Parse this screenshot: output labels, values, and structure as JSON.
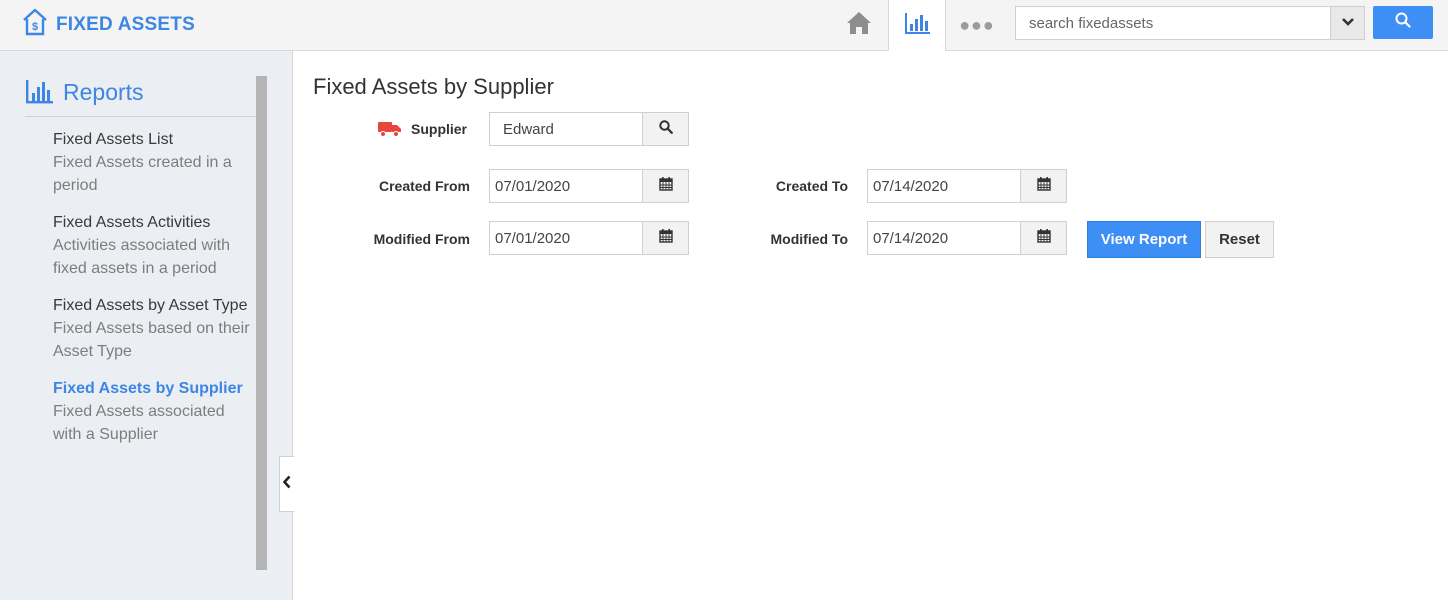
{
  "app": {
    "title": "FIXED ASSETS"
  },
  "header": {
    "nav": {
      "home_icon": "home-icon",
      "reports_icon": "bar-chart-icon",
      "more_icon": "ellipsis-icon",
      "more_label": "●●●"
    },
    "search": {
      "placeholder": "search fixedassets",
      "value": ""
    }
  },
  "sidebar": {
    "title": "Reports",
    "items": [
      {
        "title": "Fixed Assets List",
        "desc": "Fixed Assets created in a period",
        "active": false
      },
      {
        "title": "Fixed Assets Activities",
        "desc": "Activities associated with fixed assets in a period",
        "active": false
      },
      {
        "title": "Fixed Assets by Asset Type",
        "desc": "Fixed Assets based on their Asset Type",
        "active": false
      },
      {
        "title": "Fixed Assets by Supplier",
        "desc": "Fixed Assets associated with a Supplier",
        "active": true
      }
    ]
  },
  "main": {
    "title": "Fixed Assets by Supplier",
    "supplier": {
      "label": "Supplier",
      "value": "Edward"
    },
    "created_from": {
      "label": "Created From",
      "value": "07/01/2020"
    },
    "created_to": {
      "label": "Created To",
      "value": "07/14/2020"
    },
    "modified_from": {
      "label": "Modified From",
      "value": "07/01/2020"
    },
    "modified_to": {
      "label": "Modified To",
      "value": "07/14/2020"
    },
    "view_report_label": "View Report",
    "reset_label": "Reset"
  },
  "colors": {
    "accent": "#3d86e3",
    "button_primary": "#3d8ef5",
    "truck": "#e8463c"
  }
}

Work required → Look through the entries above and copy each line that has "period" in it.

Output of the task →
        "desc": "Fixed Assets created in a period",
        "desc": "Activities associated with fixed assets in a period",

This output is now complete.